The combination of Minimalism’s ascendancy in the 1960’s and its uncompromising reductiveness precipitated a kind of crisis of values for Meadmore, giving him the resolve to move beyond Minimalism by establishing a set of variant aesthetic terms to work with and against. Indeed, despite superficial similarities with minimalism, including, their formal clarity, their basis in geometry, their preference for smooth, uninflected surfaces, and, above all in their penchant for single, unitary forms – Meadmore’s sculptures express ideas and feelings beyond their factual presence. Unlike the minimalists, Meadmore never began with an idea developed in advance. His compositions were arrived at intuitively.
Meadmore once said, “I am interested in geometry as a grammar which, if understood, can be used with great flexibility and expressiveness.” But Meadmore went farther.
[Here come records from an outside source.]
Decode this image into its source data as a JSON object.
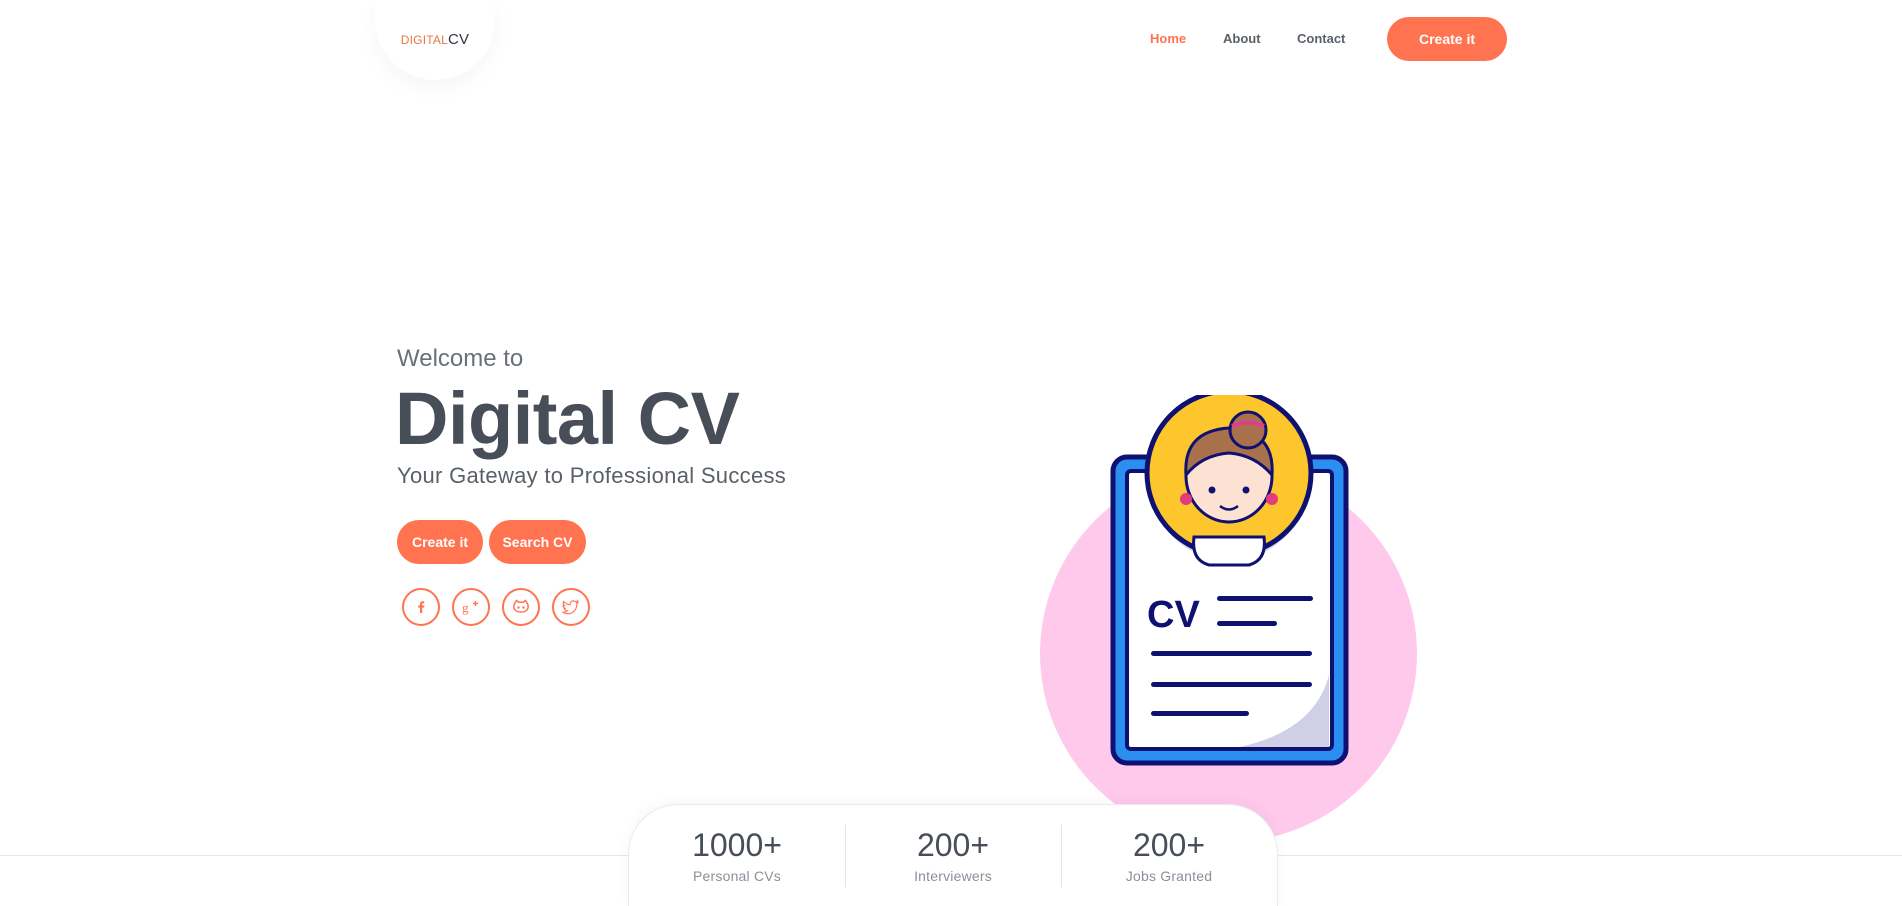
{
  "brand": {
    "part1": "DIGITAL",
    "part2": "CV"
  },
  "nav": {
    "items": [
      {
        "label": "Home",
        "active": true
      },
      {
        "label": "About",
        "active": false
      },
      {
        "label": "Contact",
        "active": false
      }
    ],
    "cta_label": "Create it"
  },
  "hero": {
    "welcome": "Welcome to",
    "title": "Digital CV",
    "tagline": "Your Gateway to Professional Success",
    "buttons": {
      "create": "Create it",
      "search": "Search CV"
    },
    "social_icons": [
      "facebook-icon",
      "google-plus-icon",
      "github-icon",
      "twitter-icon"
    ],
    "illustration": {
      "badge_text": "CV"
    }
  },
  "stats": [
    {
      "value": "1000+",
      "label": "Personal CVs"
    },
    {
      "value": "200+",
      "label": "Interviewers"
    },
    {
      "value": "200+",
      "label": "Jobs Granted"
    }
  ],
  "colors": {
    "accent": "#ff7350",
    "text_dark": "#474e57",
    "blob_pink": "#ffc9eb",
    "avatar_yellow": "#fdc62c",
    "clipboard_blue": "#2a8ff0",
    "navy": "#0f1172"
  }
}
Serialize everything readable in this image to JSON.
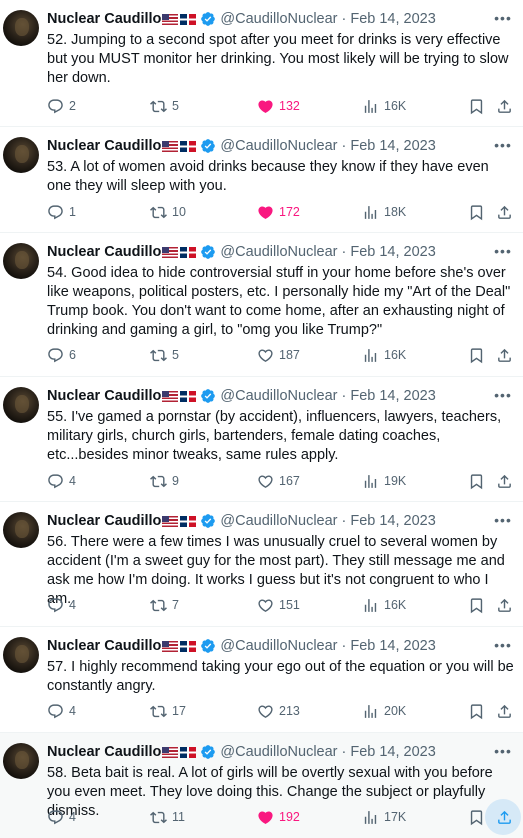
{
  "colors": {
    "like_active": "#f91880",
    "muted": "#536471",
    "text": "#0f1419",
    "highlight_bg": "#f7f9f9",
    "verified": "#1d9bf0"
  },
  "tweets": [
    {
      "name": "Nuclear Caudillo",
      "handle": "@CaudilloNuclear",
      "date": "Feb 14, 2023",
      "text": "52. Jumping to a second spot after you meet for drinks is very effective but you MUST monitor her drinking. You most likely will be trying to slow her down.",
      "replies": "2",
      "retweets": "5",
      "likes": "132",
      "liked": true,
      "views": "16K"
    },
    {
      "name": "Nuclear Caudillo",
      "handle": "@CaudilloNuclear",
      "date": "Feb 14, 2023",
      "text": "53.  A lot of women avoid drinks because they know if they have even one they will sleep with you.",
      "replies": "1",
      "retweets": "10",
      "likes": "172",
      "liked": true,
      "views": "18K"
    },
    {
      "name": "Nuclear Caudillo",
      "handle": "@CaudilloNuclear",
      "date": "Feb 14, 2023",
      "text": "54. Good idea to hide controversial stuff in your home before she's over like weapons, political posters, etc. I personally hide my \"Art of the Deal\" Trump book. You don't want to come home, after an exhausting night of drinking and gaming a girl, to \"omg you like Trump?\"",
      "replies": "6",
      "retweets": "5",
      "likes": "187",
      "liked": false,
      "views": "16K"
    },
    {
      "name": "Nuclear Caudillo",
      "handle": "@CaudilloNuclear",
      "date": "Feb 14, 2023",
      "text": "55. I've gamed a pornstar (by accident), influencers, lawyers, teachers, military girls, church girls, bartenders, female dating coaches, etc...besides minor tweaks, same rules apply.",
      "replies": "4",
      "retweets": "9",
      "likes": "167",
      "liked": false,
      "views": "19K"
    },
    {
      "name": "Nuclear Caudillo",
      "handle": "@CaudilloNuclear",
      "date": "Feb 14, 2023",
      "text": "56. There were a few times I was unusually cruel to several women by accident (I'm a sweet guy for the most part). They still message me and ask me how I'm doing. It works I guess but it's not congruent to who I am.",
      "replies": "4",
      "retweets": "7",
      "likes": "151",
      "liked": false,
      "views": "16K"
    },
    {
      "name": "Nuclear Caudillo",
      "handle": "@CaudilloNuclear",
      "date": "Feb 14, 2023",
      "text": "57. I highly recommend taking your ego out of the equation or you will be constantly angry.",
      "replies": "4",
      "retweets": "17",
      "likes": "213",
      "liked": false,
      "views": "20K"
    },
    {
      "name": "Nuclear Caudillo",
      "handle": "@CaudilloNuclear",
      "date": "Feb 14, 2023",
      "text": "58. Beta bait is real. A lot of girls will be overtly sexual with you before you even meet. They love doing this. Change the subject or playfully dismiss.",
      "replies": "4",
      "retweets": "11",
      "likes": "192",
      "liked": true,
      "views": "17K"
    }
  ]
}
His starting point was geometry, a language or “grammar” that is both rigorously structured and conceptual in nature – a construct of the mind – and therefore intangible. He evolved a method that transformed geometry into something pliant and plastic. In his hands geometry acquired an expressive suppleness and materiality more typical of such conventional and palpable media as wood and clay. To borrow his own phrase, Meadmore in his work “transcended geometry,” thus placing the stamp of his individual vision on one of the primary modes of twentieth century art.
Meadmore was one of the first sculptors to work with COR-TEN steel, which became his preferred medium. He admired the natural, rusted patina of this steel which, in this case, gives the impression of an industrial beam, no longer of any use and left to rot on a vacant block. In the studio of his apartment, he built small maquettes which were no more than 30 cm long. If he saw that the maquettes had potential to be translated on a monumental scale, he would have the works manufactured as large sculptures by a local fabrication plant. His powerful but spare works were often fabricated at Lippincott, Inc., in Connecticut, a plant that was specially developed to strictly produce works of art.
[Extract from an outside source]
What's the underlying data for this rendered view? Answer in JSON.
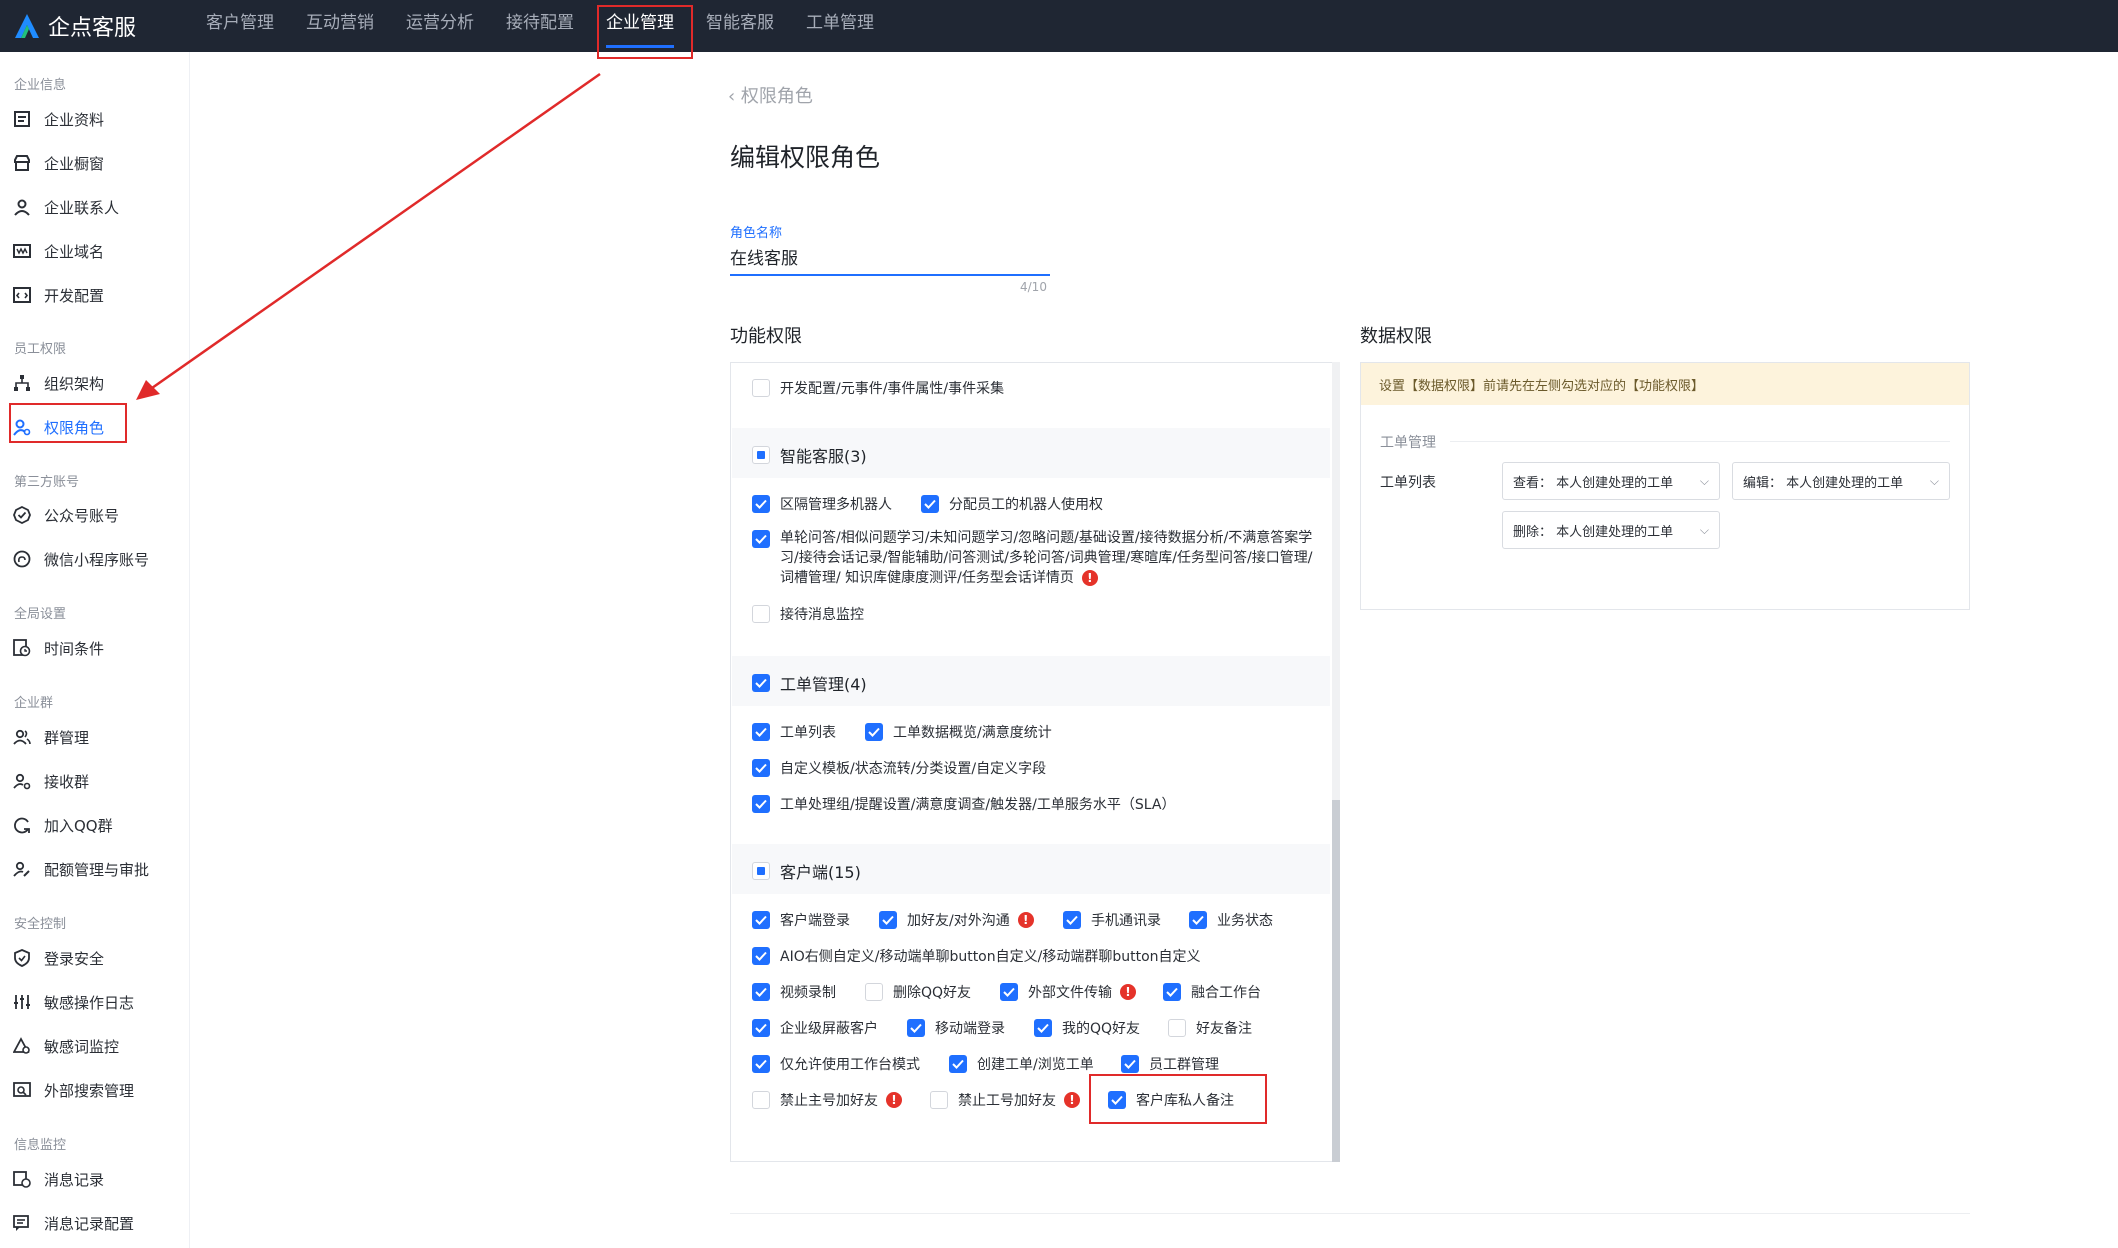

Meadmore explored variations of elongated, squared metal tubes in a majority of his works. In the mid-1970s, his sculptures became more complex; the single bar divided, moving into multiple directions while the surfaces remained understated, painted a matte black or left to rust. “Offshoot” is an example of that development, as a single, squared tube twists upward to join a massive horizontal section which then divides and turns once more. An illusion of lightness is created as the dark horizontal piece balances effortlessly in spite of its weight and length of twenty-four feet.
Meadmore is represented in collections at major museums in Australia, as well as at the Art Institute of Chicago, the Cleveland Museum of Art, the Detroit Institute of Arts, The Metropolitan Museum of Art, the Portland Art Museum, the Butler Institute of American Art and others in the United States and Japan. Large-scale sculptures have been installed on college campuses throughout the country, including Princeton University, Columbia University, and the University of Michigan. One-person exhibitions have been held at the Contemporary Sculpture Center, Tokyo; Amarillo Art Center, Texas; Grand Rapids Art Museum, Michigan; Albuquerque Museum, New Mexico; Jacksonville Art Museum, Florida; and Columbus Museum of Art, Ohio.
In his spare time, Meadmore liked to play the drums and to host jam sessions.
Clement Meadmore died in New York City on April 19, 2005.